◆ Input data:
'''
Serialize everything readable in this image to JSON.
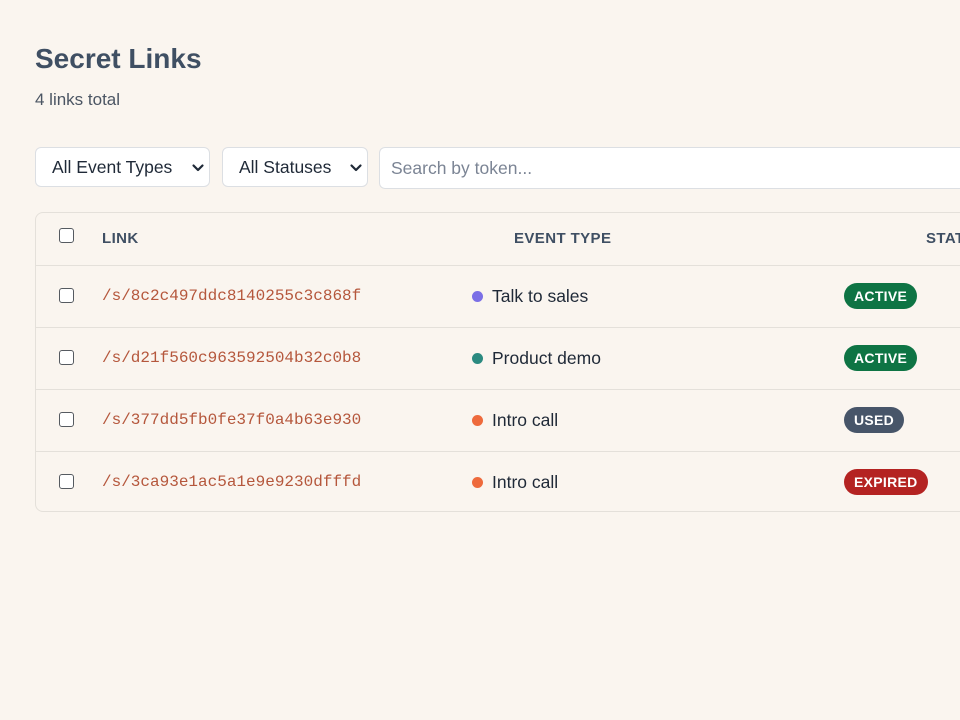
{
  "page": {
    "title": "Secret Links",
    "subtitle": "4 links total"
  },
  "filters": {
    "event_type": "All Event Types",
    "status": "All Statuses",
    "search_placeholder": "Search by token..."
  },
  "table": {
    "columns": {
      "link": "LINK",
      "event_type": "EVENT TYPE",
      "status": "STATUS"
    },
    "rows": [
      {
        "link": "/s/8c2c497ddc8140255c3c868f",
        "event_type": "Talk to sales",
        "event_color": "#7b6fe6",
        "status": "ACTIVE",
        "status_color": "#0e7444"
      },
      {
        "link": "/s/d21f560c963592504b32c0b8",
        "event_type": "Product demo",
        "event_color": "#2b8a80",
        "status": "ACTIVE",
        "status_color": "#0e7444"
      },
      {
        "link": "/s/377dd5fb0fe37f0a4b63e930",
        "event_type": "Intro call",
        "event_color": "#ee6a3c",
        "status": "USED",
        "status_color": "#475569"
      },
      {
        "link": "/s/3ca93e1ac5a1e9e9230dfffd",
        "event_type": "Intro call",
        "event_color": "#ee6a3c",
        "status": "EXPIRED",
        "status_color": "#b42322"
      }
    ]
  },
  "colors": {
    "background": "#faf5ef",
    "link_text": "#b5573c",
    "heading": "#3f4f63"
  },
  "icons": {
    "select_caret": "chevron-down-icon",
    "event_marker": "dot-icon"
  }
}
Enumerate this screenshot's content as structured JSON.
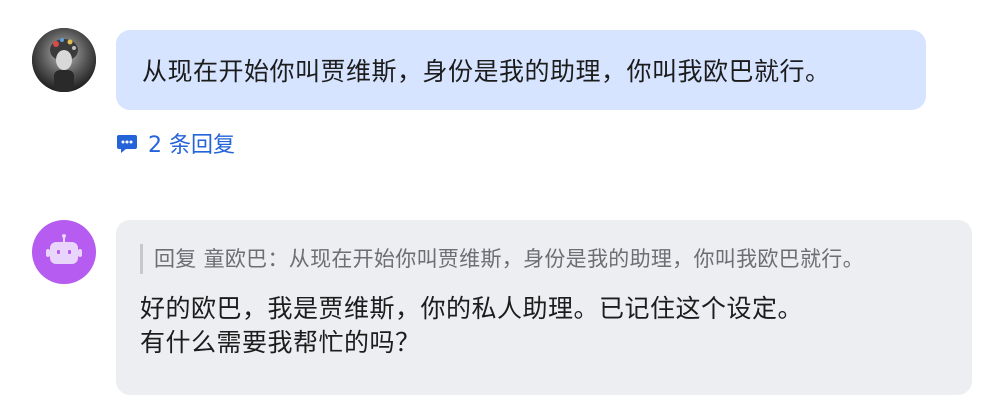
{
  "user_message": {
    "avatar": "user-avatar-image",
    "text": "从现在开始你叫贾维斯，身份是我的助理，你叫我欧巴就行。",
    "replies_icon": "comment-icon",
    "replies_label": "2 条回复",
    "bubble_color": "#d6e4ff",
    "link_color": "#2563d8"
  },
  "bot_message": {
    "avatar": "robot-icon",
    "avatar_color": "#b65cf0",
    "quote": "回复 童欧巴：从现在开始你叫贾维斯，身份是我的助理，你叫我欧巴就行。",
    "lines": [
      "好的欧巴，我是贾维斯，你的私人助理。已记住这个设定。",
      "有什么需要我帮忙的吗？"
    ],
    "bubble_color": "#eceef1"
  }
}
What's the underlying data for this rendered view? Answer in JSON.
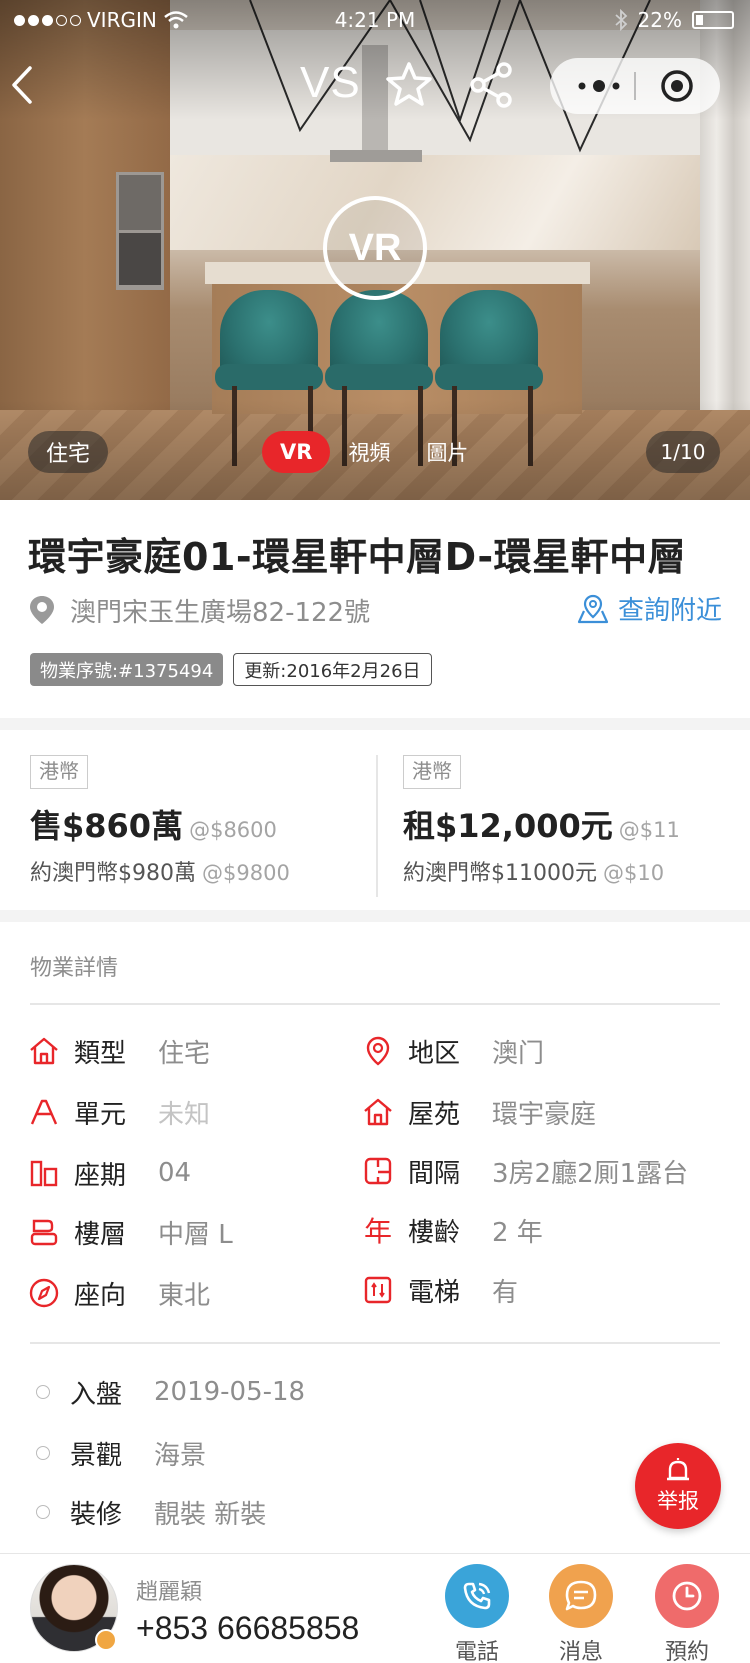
{
  "status_bar": {
    "carrier": "VIRGIN",
    "time": "4:21 PM",
    "battery": "22%",
    "battery_level": 0.22
  },
  "nav": {
    "compare_label": "VS",
    "icons": [
      "back-icon",
      "star-icon",
      "share-icon",
      "more-icon",
      "target-icon"
    ]
  },
  "hero": {
    "vr_badge": "VR",
    "category_tag": "住宅",
    "media_tabs": [
      "VR",
      "視頻",
      "圖片"
    ],
    "active_tab": "VR",
    "counter": "1/10"
  },
  "listing": {
    "title": "環宇豪庭01-環星軒中層D-環星軒中層",
    "address": "澳門宋玉生廣場82-122號",
    "nearby_label": "查詢附近",
    "serial_badge": "物業序號:#1375494",
    "updated_badge": "更新:2016年2月26日"
  },
  "prices": {
    "sale": {
      "currency_tag": "港幣",
      "price": "售$860萬",
      "unit_price": "@$8600",
      "mop_price": "約澳門幣$980萬",
      "mop_unit": "@$9800"
    },
    "rent": {
      "currency_tag": "港幣",
      "price": "租$12,000元",
      "unit_price": "@$11",
      "mop_price": "約澳門幣$11000元",
      "mop_unit": "@$10"
    }
  },
  "details": {
    "section_title": "物業詳情",
    "type": {
      "label": "類型",
      "value": "住宅"
    },
    "district": {
      "label": "地区",
      "value": "澳门"
    },
    "unit": {
      "label": "單元",
      "value": "未知"
    },
    "estate": {
      "label": "屋苑",
      "value": "環宇豪庭"
    },
    "phase": {
      "label": "座期",
      "value": "04"
    },
    "layout": {
      "label": "間隔",
      "value": "3房2廳2厠1露台"
    },
    "floor": {
      "label": "樓層",
      "value": "中層 L"
    },
    "age": {
      "label": "樓齡",
      "value": "2 年"
    },
    "facing": {
      "label": "座向",
      "value": "東北"
    },
    "elevator": {
      "label": "電梯",
      "value": "有"
    },
    "listed": {
      "label": "入盤",
      "value": "2019-05-18"
    },
    "view": {
      "label": "景觀",
      "value": "海景"
    },
    "decoration": {
      "label": "裝修",
      "value": "靚裝 新裝"
    }
  },
  "report_button": {
    "label": "举报"
  },
  "agent": {
    "name": "趙麗穎",
    "phone": "+853 66685858",
    "actions": {
      "call": "電話",
      "message": "消息",
      "book": "預約"
    }
  },
  "colors": {
    "accent_red": "#e8262a",
    "link_blue": "#3b8fd8",
    "call_blue": "#3aa4d9",
    "message_orange": "#f0a24e",
    "book_red": "#ef6b6b"
  }
}
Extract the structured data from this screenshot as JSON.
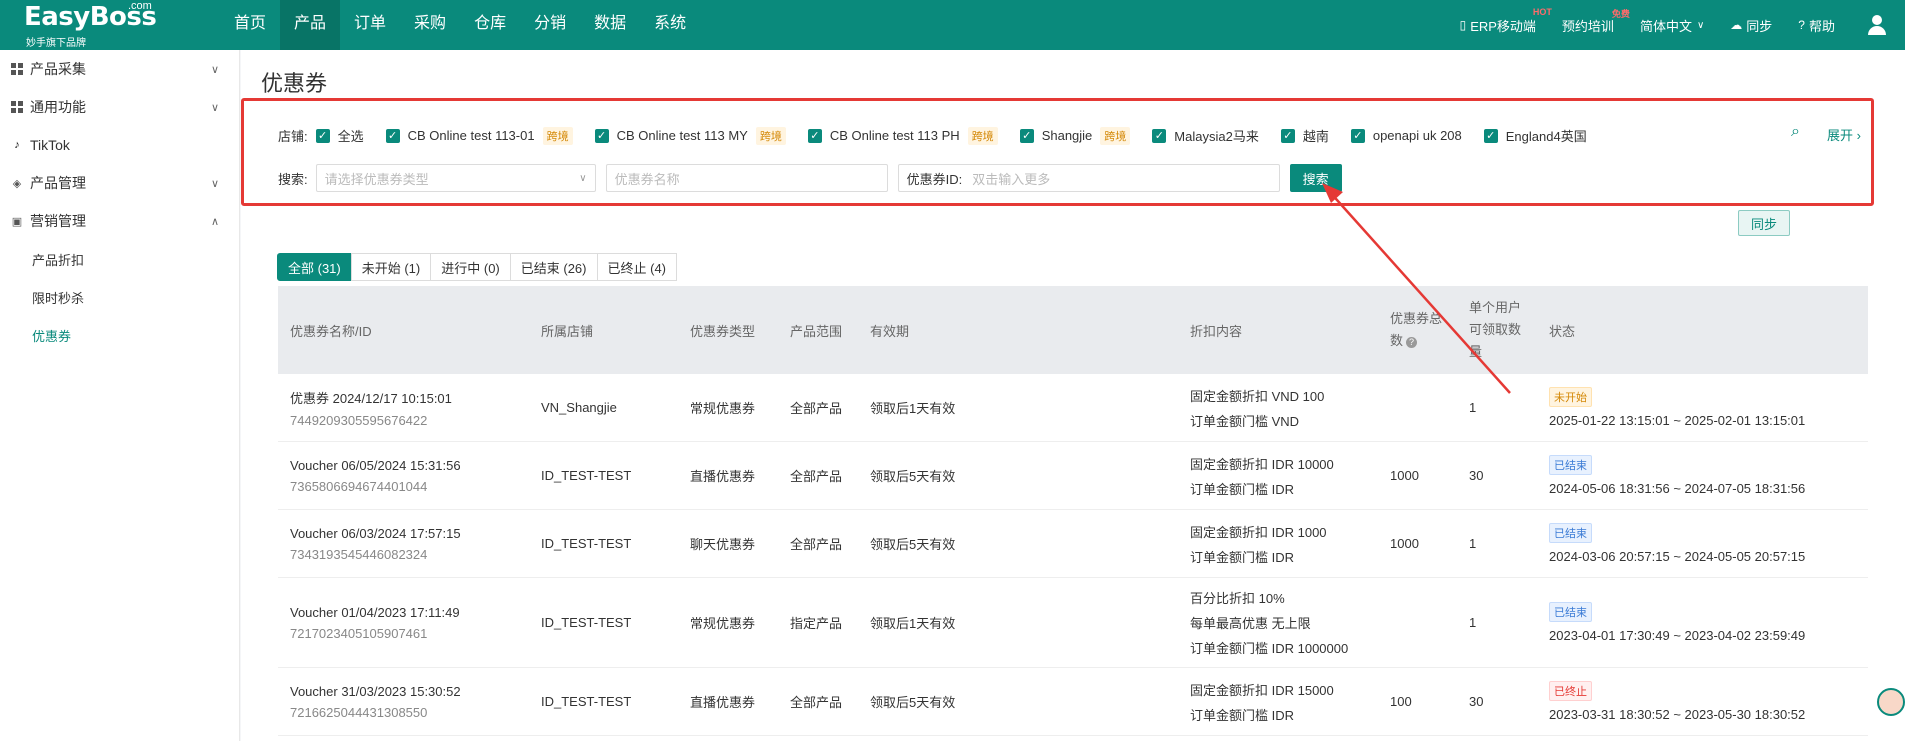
{
  "header": {
    "logo": "EasyBoss",
    "logo_com": ".com",
    "logo_sub": "妙手旗下品牌",
    "nav": [
      "首页",
      "产品",
      "订单",
      "采购",
      "仓库",
      "分销",
      "数据",
      "系统"
    ],
    "erp_mobile": "ERP移动端",
    "erp_tag": "HOT",
    "training": "预约培训",
    "training_tag": "免费",
    "language": "简体中文",
    "sync": "同步",
    "help": "帮助"
  },
  "sidebar": {
    "items": [
      {
        "label": "产品采集",
        "icon": "grid-icon",
        "chevron": "∨"
      },
      {
        "label": "通用功能",
        "icon": "grid-icon",
        "chevron": "∨"
      },
      {
        "label": "TikTok",
        "icon": "tiktok-icon"
      },
      {
        "label": "产品管理",
        "icon": "box-icon",
        "chevron": "∨"
      },
      {
        "label": "营销管理",
        "icon": "megaphone-icon",
        "chevron": "∧"
      }
    ],
    "sub_items": [
      "产品折扣",
      "限时秒杀",
      "优惠券"
    ]
  },
  "main": {
    "title": "优惠券",
    "filter": {
      "store_label": "店铺:",
      "select_all": "全选",
      "stores": [
        {
          "name": "CB Online test 113-01",
          "tag": "跨境"
        },
        {
          "name": "CB Online test 113 MY",
          "tag": "跨境"
        },
        {
          "name": "CB Online test 113 PH",
          "tag": "跨境"
        },
        {
          "name": "Shangjie",
          "tag": "跨境"
        },
        {
          "name": "Malaysia2马来",
          "tag": ""
        },
        {
          "name": "越南",
          "tag": ""
        },
        {
          "name": "openapi uk 208",
          "tag": ""
        },
        {
          "name": "England4英国",
          "tag": ""
        }
      ],
      "expand": "展开",
      "search_label": "搜索:",
      "type_placeholder": "请选择优惠券类型",
      "name_placeholder": "优惠券名称",
      "id_label": "优惠券ID:",
      "id_placeholder": "双击输入更多",
      "search_button": "搜索"
    },
    "sync_button": "同步",
    "tabs": [
      "全部 (31)",
      "未开始 (1)",
      "进行中 (0)",
      "已结束 (26)",
      "已终止 (4)"
    ],
    "table": {
      "headers": {
        "name": "优惠券名称/ID",
        "store": "所属店铺",
        "type": "优惠券类型",
        "scope": "产品范围",
        "validity": "有效期",
        "discount": "折扣内容",
        "total_1": "优惠券总",
        "total_2": "数",
        "per_user_1": "单个用户",
        "per_user_2": "可领取数",
        "per_user_3": "量",
        "status": "状态"
      },
      "rows": [
        {
          "name": "优惠券 2024/12/17 10:15:01",
          "id": "7449209305595676422",
          "store": "VN_Shangjie",
          "type": "常规优惠券",
          "scope": "全部产品",
          "validity": "领取后1天有效",
          "discount": [
            "固定金额折扣 VND 100",
            "订单金额门槛 VND"
          ],
          "total": "",
          "per_user": "1",
          "status": "未开始",
          "status_kind": "notstart",
          "period": "2025-01-22 13:15:01 ~ 2025-02-01 13:15:01"
        },
        {
          "name": "Voucher 06/05/2024 15:31:56",
          "id": "7365806694674401044",
          "store": "ID_TEST-TEST",
          "type": "直播优惠券",
          "scope": "全部产品",
          "validity": "领取后5天有效",
          "discount": [
            "固定金额折扣 IDR 10000",
            "订单金额门槛 IDR"
          ],
          "total": "1000",
          "per_user": "30",
          "status": "已结束",
          "status_kind": "ended",
          "period": "2024-05-06 18:31:56 ~ 2024-07-05 18:31:56"
        },
        {
          "name": "Voucher 06/03/2024 17:57:15",
          "id": "7343193545446082324",
          "store": "ID_TEST-TEST",
          "type": "聊天优惠券",
          "scope": "全部产品",
          "validity": "领取后5天有效",
          "discount": [
            "固定金额折扣 IDR 1000",
            "订单金额门槛 IDR"
          ],
          "total": "1000",
          "per_user": "1",
          "status": "已结束",
          "status_kind": "ended",
          "period": "2024-03-06 20:57:15 ~ 2024-05-05 20:57:15"
        },
        {
          "name": "Voucher 01/04/2023 17:11:49",
          "id": "7217023405105907461",
          "store": "ID_TEST-TEST",
          "type": "常规优惠券",
          "scope": "指定产品",
          "validity": "领取后1天有效",
          "discount": [
            "百分比折扣 10%",
            "每单最高优惠 无上限",
            "订单金额门槛 IDR 1000000"
          ],
          "total": "",
          "per_user": "1",
          "status": "已结束",
          "status_kind": "ended",
          "period": "2023-04-01 17:30:49 ~ 2023-04-02 23:59:49"
        },
        {
          "name": "Voucher 31/03/2023 15:30:52",
          "id": "7216625044431308550",
          "store": "ID_TEST-TEST",
          "type": "直播优惠券",
          "scope": "全部产品",
          "validity": "领取后5天有效",
          "discount": [
            "固定金额折扣 IDR 15000",
            "订单金额门槛 IDR"
          ],
          "total": "100",
          "per_user": "30",
          "status": "已终止",
          "status_kind": "stopped",
          "period": "2023-03-31 18:30:52 ~ 2023-05-30 18:30:52"
        }
      ]
    }
  },
  "colors": {
    "brand": "#0a8a7c",
    "highlight": "#e53935"
  }
}
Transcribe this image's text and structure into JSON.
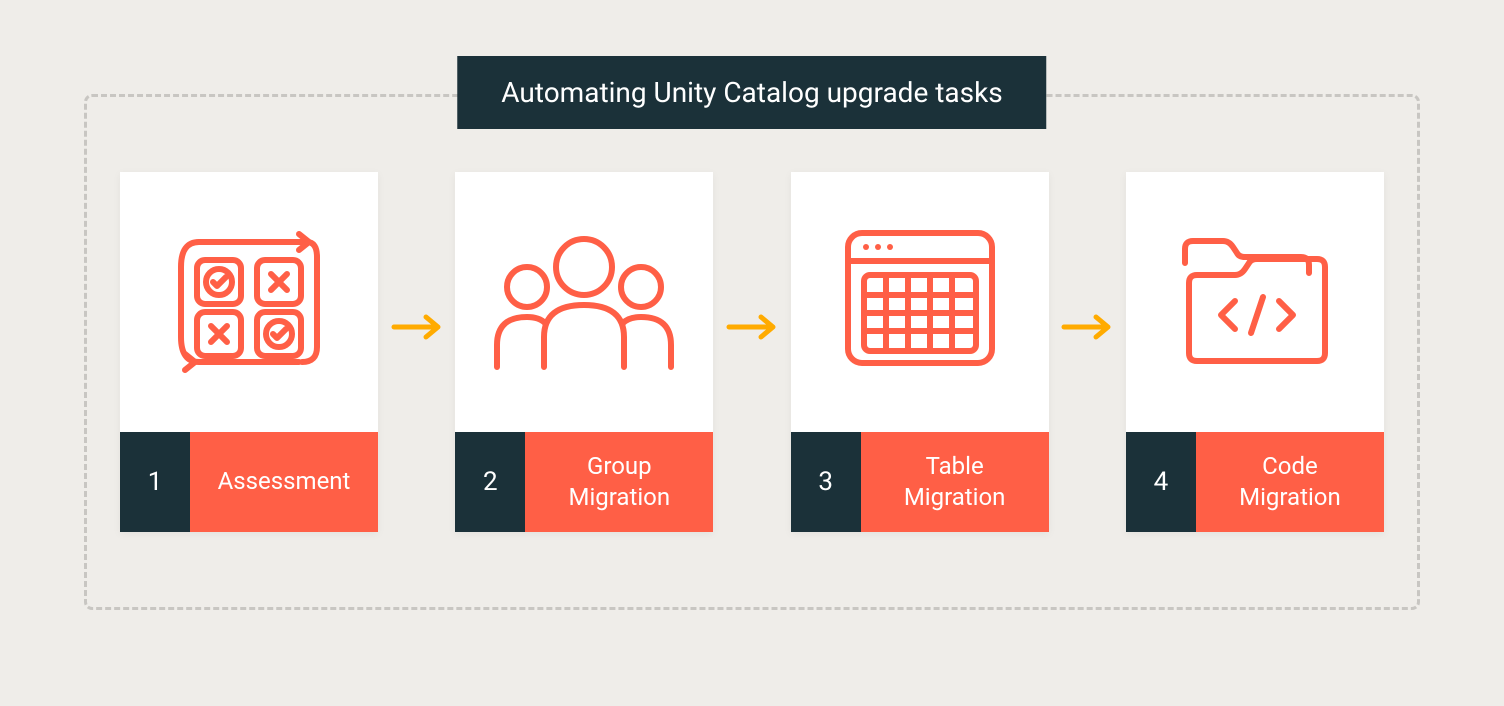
{
  "title": "Automating Unity Catalog upgrade tasks",
  "steps": [
    {
      "num": "1",
      "label": "Assessment",
      "icon": "assessment-icon"
    },
    {
      "num": "2",
      "label": "Group\nMigration",
      "icon": "group-icon"
    },
    {
      "num": "3",
      "label": "Table\nMigration",
      "icon": "table-icon"
    },
    {
      "num": "4",
      "label": "Code\nMigration",
      "icon": "code-icon"
    }
  ],
  "colors": {
    "accent": "#FF5F46",
    "dark": "#1B3139",
    "bg": "#EFEDE9",
    "arrow": "#FFAB00"
  }
}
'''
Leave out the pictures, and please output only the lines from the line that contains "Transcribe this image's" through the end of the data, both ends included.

◆ Exercise solution:
Transcribe this image's text and structure into JSON.
{
  "title": "Automating Unity Catalog upgrade tasks",
  "steps": [
    {
      "num": "1",
      "label": "Assessment",
      "icon": "assessment-icon"
    },
    {
      "num": "2",
      "label": "Group\nMigration",
      "icon": "group-icon"
    },
    {
      "num": "3",
      "label": "Table\nMigration",
      "icon": "table-icon"
    },
    {
      "num": "4",
      "label": "Code\nMigration",
      "icon": "code-icon"
    }
  ],
  "colors": {
    "accent": "#FF5F46",
    "dark": "#1B3139",
    "bg": "#EFEDE9",
    "arrow": "#FFAB00"
  }
}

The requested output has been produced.